What you need to do → The records below are to be duplicated character for character.

### Supplied records

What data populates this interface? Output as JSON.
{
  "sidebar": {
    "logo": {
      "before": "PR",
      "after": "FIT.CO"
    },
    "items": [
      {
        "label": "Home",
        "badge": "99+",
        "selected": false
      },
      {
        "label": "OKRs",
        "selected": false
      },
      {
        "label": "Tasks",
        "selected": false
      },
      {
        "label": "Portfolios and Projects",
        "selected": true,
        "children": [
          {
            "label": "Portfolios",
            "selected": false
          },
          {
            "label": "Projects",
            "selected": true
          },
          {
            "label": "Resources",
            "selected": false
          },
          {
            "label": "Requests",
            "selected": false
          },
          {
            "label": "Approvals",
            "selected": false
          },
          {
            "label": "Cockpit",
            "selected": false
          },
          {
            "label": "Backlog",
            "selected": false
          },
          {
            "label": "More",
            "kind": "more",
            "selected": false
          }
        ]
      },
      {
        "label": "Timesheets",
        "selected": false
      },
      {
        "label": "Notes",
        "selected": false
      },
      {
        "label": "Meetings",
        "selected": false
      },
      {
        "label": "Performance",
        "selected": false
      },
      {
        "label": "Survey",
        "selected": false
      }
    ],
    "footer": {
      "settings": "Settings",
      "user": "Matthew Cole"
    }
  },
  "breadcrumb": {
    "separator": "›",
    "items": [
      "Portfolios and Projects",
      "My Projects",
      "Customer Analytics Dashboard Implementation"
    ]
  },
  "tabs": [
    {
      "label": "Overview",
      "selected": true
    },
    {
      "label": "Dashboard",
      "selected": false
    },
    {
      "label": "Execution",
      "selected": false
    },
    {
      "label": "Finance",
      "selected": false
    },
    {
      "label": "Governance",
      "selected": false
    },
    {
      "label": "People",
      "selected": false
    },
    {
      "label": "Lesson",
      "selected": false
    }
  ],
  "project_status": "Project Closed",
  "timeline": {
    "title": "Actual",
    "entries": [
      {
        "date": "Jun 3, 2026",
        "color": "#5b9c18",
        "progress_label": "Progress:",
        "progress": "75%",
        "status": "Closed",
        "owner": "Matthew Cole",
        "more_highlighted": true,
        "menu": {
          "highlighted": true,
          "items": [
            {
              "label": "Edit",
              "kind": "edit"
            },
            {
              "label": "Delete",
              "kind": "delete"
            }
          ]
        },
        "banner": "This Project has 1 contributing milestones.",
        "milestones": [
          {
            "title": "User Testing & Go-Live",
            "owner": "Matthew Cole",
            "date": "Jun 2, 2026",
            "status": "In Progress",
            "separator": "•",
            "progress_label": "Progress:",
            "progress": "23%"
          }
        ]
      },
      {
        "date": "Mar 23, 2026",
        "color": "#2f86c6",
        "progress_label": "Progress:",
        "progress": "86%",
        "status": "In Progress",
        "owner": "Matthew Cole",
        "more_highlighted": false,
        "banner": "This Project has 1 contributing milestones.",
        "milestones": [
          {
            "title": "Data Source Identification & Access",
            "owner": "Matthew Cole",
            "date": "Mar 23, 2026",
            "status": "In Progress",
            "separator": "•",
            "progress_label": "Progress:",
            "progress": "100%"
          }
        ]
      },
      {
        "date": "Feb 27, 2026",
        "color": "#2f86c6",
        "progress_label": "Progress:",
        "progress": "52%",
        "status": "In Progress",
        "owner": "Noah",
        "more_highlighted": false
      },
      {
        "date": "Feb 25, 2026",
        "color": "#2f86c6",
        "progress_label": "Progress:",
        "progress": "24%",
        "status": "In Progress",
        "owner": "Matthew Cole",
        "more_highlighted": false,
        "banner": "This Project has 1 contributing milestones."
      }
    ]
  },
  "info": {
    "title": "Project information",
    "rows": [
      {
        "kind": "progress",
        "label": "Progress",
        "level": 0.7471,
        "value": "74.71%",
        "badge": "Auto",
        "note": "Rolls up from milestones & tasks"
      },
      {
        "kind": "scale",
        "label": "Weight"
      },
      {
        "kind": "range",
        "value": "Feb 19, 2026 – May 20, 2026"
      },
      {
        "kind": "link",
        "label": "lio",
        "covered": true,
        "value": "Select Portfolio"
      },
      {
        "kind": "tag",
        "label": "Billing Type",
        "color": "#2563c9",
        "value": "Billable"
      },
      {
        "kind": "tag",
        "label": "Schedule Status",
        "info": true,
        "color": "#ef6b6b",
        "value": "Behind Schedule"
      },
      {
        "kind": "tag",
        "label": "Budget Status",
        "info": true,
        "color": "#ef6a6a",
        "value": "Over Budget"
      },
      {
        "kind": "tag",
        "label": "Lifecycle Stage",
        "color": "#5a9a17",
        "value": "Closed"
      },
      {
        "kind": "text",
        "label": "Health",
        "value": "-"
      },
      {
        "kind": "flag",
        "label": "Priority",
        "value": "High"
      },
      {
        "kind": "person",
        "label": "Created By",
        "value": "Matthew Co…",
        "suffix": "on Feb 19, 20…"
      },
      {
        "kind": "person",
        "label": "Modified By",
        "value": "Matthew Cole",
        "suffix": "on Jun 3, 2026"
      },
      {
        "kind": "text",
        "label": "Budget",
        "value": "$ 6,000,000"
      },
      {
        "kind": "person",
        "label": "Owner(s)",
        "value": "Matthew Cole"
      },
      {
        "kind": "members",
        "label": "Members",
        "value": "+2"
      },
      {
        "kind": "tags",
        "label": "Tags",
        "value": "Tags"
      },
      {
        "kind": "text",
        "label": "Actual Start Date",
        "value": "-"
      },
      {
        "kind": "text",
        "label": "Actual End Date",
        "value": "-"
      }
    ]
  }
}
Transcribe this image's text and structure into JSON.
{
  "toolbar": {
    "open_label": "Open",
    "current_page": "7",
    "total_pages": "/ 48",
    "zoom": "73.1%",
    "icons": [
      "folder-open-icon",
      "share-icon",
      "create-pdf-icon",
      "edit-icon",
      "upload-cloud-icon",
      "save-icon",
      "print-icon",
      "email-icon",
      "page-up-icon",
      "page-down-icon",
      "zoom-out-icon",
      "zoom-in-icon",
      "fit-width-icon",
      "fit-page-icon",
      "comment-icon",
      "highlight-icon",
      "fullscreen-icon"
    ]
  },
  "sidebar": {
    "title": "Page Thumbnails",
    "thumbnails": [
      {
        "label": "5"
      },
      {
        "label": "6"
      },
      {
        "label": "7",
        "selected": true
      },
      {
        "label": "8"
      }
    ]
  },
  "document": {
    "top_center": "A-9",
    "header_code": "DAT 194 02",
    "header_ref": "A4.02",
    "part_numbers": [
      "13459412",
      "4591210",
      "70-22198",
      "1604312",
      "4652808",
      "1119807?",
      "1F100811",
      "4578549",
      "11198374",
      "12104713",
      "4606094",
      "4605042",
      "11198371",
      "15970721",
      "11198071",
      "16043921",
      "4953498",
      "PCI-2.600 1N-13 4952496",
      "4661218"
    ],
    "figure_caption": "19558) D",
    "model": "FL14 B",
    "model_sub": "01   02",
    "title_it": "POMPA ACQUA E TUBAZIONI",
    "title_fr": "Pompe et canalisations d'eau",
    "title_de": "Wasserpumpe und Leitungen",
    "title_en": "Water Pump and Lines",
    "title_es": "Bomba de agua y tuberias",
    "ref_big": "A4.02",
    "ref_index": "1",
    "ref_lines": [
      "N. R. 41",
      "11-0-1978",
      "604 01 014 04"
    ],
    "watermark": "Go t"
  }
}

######

Written answer →
What data populates this interface? Output as JSON.
{
  "sidebar": {
    "logo": {
      "before": "PR",
      "after": "FIT.CO"
    },
    "items": [
      {
        "label": "Home",
        "badge": "99+",
        "selected": false
      },
      {
        "label": "OKRs",
        "selected": false
      },
      {
        "label": "Tasks",
        "selected": false
      },
      {
        "label": "Portfolios and Projects",
        "selected": true,
        "children": [
          {
            "label": "Portfolios",
            "selected": false
          },
          {
            "label": "Projects",
            "selected": true
          },
          {
            "label": "Resources",
            "selected": false
          },
          {
            "label": "Requests",
            "selected": false
          },
          {
            "label": "Approvals",
            "selected": false
          },
          {
            "label": "Cockpit",
            "selected": false
          },
          {
            "label": "Backlog",
            "selected": false
          },
          {
            "label": "More",
            "kind": "more",
            "selected": false
          }
        ]
      },
      {
        "label": "Timesheets",
        "selected": false
      },
      {
        "label": "Notes",
        "selected": false
      },
      {
        "label": "Meetings",
        "selected": false
      },
      {
        "label": "Performance",
        "selected": false
      },
      {
        "label": "Survey",
        "selected": false
      }
    ],
    "footer": {
      "settings": "Settings",
      "user": "Matthew Cole"
    }
  },
  "breadcrumb": {
    "separator": "›",
    "items": [
      "Portfolios and Projects",
      "My Projects",
      "Customer Analytics Dashboard Implementation"
    ]
  },
  "tabs": [
    {
      "label": "Overview",
      "selected": true
    },
    {
      "label": "Dashboard",
      "selected": false
    },
    {
      "label": "Execution",
      "selected": false
    },
    {
      "label": "Finance",
      "selected": false
    },
    {
      "label": "Governance",
      "selected": false
    },
    {
      "label": "People",
      "selected": false
    },
    {
      "label": "Lesson",
      "selected": false
    }
  ],
  "project_status": "Project Closed",
  "timeline": {
    "title": "Actual",
    "entries": [
      {
        "date": "Jun 3, 2026",
        "color": "#5b9c18",
        "progress_label": "Progress:",
        "progress": "75%",
        "status": "Closed",
        "owner": "Matthew Cole",
        "more_highlighted": true,
        "menu": {
          "highlighted": true,
          "items": [
            {
              "label": "Edit",
              "kind": "edit"
            },
            {
              "label": "Delete",
              "kind": "delete"
            }
          ]
        },
        "banner": "This Project has 1 contributing milestones.",
        "milestones": [
          {
            "title": "User Testing & Go-Live",
            "owner": "Matthew Cole",
            "date": "Jun 2, 2026",
            "status": "In Progress",
            "separator": "•",
            "progress_label": "Progress:",
            "progress": "23%"
          }
        ]
      },
      {
        "date": "Mar 23, 2026",
        "color": "#2f86c6",
        "progress_label": "Progress:",
        "progress": "86%",
        "status": "In Progress",
        "owner": "Matthew Cole",
        "more_highlighted": false,
        "banner": "This Project has 1 contributing milestones.",
        "milestones": [
          {
            "title": "Data Source Identification & Access",
            "owner": "Matthew Cole",
            "date": "Mar 23, 2026",
            "status": "In Progress",
            "separator": "•",
            "progress_label": "Progress:",
            "progress": "100%"
          }
        ]
      },
      {
        "date": "Feb 27, 2026",
        "color": "#2f86c6",
        "progress_label": "Progress:",
        "progress": "52%",
        "status": "In Progress",
        "owner": "Noah",
        "more_highlighted": false
      },
      {
        "date": "Feb 25, 2026",
        "color": "#2f86c6",
        "progress_label": "Progress:",
        "progress": "24%",
        "status": "In Progress",
        "owner": "Matthew Cole",
        "more_highlighted": false,
        "banner": "This Project has 1 contributing milestones."
      }
    ]
  },
  "info": {
    "title": "Project information",
    "rows": [
      {
        "kind": "progress",
        "label": "Progress",
        "level": 0.7471,
        "value": "74.71%",
        "badge": "Auto",
        "note": "Rolls up from milestones & tasks"
      },
      {
        "kind": "scale",
        "label": "Weight"
      },
      {
        "kind": "range",
        "value": "Feb 19, 2026 – May 20, 2026"
      },
      {
        "kind": "link",
        "label": "lio",
        "covered": true,
        "value": "Select Portfolio"
      },
      {
        "kind": "tag",
        "label": "Billing Type",
        "color": "#2563c9",
        "value": "Billable"
      },
      {
        "kind": "tag",
        "label": "Schedule Status",
        "info": true,
        "color": "#ef6b6b",
        "value": "Behind Schedule"
      },
      {
        "kind": "tag",
        "label": "Budget Status",
        "info": true,
        "color": "#ef6a6a",
        "value": "Over Budget"
      },
      {
        "kind": "tag",
        "label": "Lifecycle Stage",
        "color": "#5a9a17",
        "value": "Closed"
      },
      {
        "kind": "text",
        "label": "Health",
        "value": "-"
      },
      {
        "kind": "flag",
        "label": "Priority",
        "value": "High"
      },
      {
        "kind": "person",
        "label": "Created By",
        "value": "Matthew Co…",
        "suffix": "on Feb 19, 20…"
      },
      {
        "kind": "person",
        "label": "Modified By",
        "value": "Matthew Cole",
        "suffix": "on Jun 3, 2026"
      },
      {
        "kind": "text",
        "label": "Budget",
        "value": "$ 6,000,000"
      },
      {
        "kind": "person",
        "label": "Owner(s)",
        "value": "Matthew Cole"
      },
      {
        "kind": "members",
        "label": "Members",
        "value": "+2"
      },
      {
        "kind": "tags",
        "label": "Tags",
        "value": "Tags"
      },
      {
        "kind": "text",
        "label": "Actual Start Date",
        "value": "-"
      },
      {
        "kind": "text",
        "label": "Actual End Date",
        "value": "-"
      }
    ]
  }
}
Transcribe this image's text and structure into JSON.
{
  "toolbar": {
    "open_label": "Open",
    "current_page": "7",
    "total_pages": "/ 48",
    "zoom": "73.1%",
    "icons": [
      "folder-open-icon",
      "share-icon",
      "create-pdf-icon",
      "edit-icon",
      "upload-cloud-icon",
      "save-icon",
      "print-icon",
      "email-icon",
      "page-up-icon",
      "page-down-icon",
      "zoom-out-icon",
      "zoom-in-icon",
      "fit-width-icon",
      "fit-page-icon",
      "comment-icon",
      "highlight-icon",
      "fullscreen-icon"
    ]
  },
  "sidebar": {
    "title": "Page Thumbnails",
    "thumbnails": [
      {
        "label": "5"
      },
      {
        "label": "6"
      },
      {
        "label": "7",
        "selected": true
      },
      {
        "label": "8"
      }
    ]
  },
  "document": {
    "top_center": "A-9",
    "header_code": "DAT 194 02",
    "header_ref": "A4.02",
    "part_numbers": [
      "13459412",
      "4591210",
      "70-22198",
      "1604312",
      "4652808",
      "1119807?",
      "1F100811",
      "4578549",
      "11198374",
      "12104713",
      "4606094",
      "4605042",
      "11198371",
      "15970721",
      "11198071",
      "16043921",
      "4953498",
      "PCI-2.600 1N-13 4952496",
      "4661218"
    ],
    "figure_caption": "19558) D",
    "model": "FL14 B",
    "model_sub": "01   02",
    "title_it": "POMPA ACQUA E TUBAZIONI",
    "title_fr": "Pompe et canalisations d'eau",
    "title_de": "Wasserpumpe und Leitungen",
    "title_en": "Water Pump and Lines",
    "title_es": "Bomba de agua y tuberias",
    "ref_big": "A4.02",
    "ref_index": "1",
    "ref_lines": [
      "N. R. 41",
      "11-0-1978",
      "604 01 014 04"
    ],
    "watermark": "Go t"
  }
}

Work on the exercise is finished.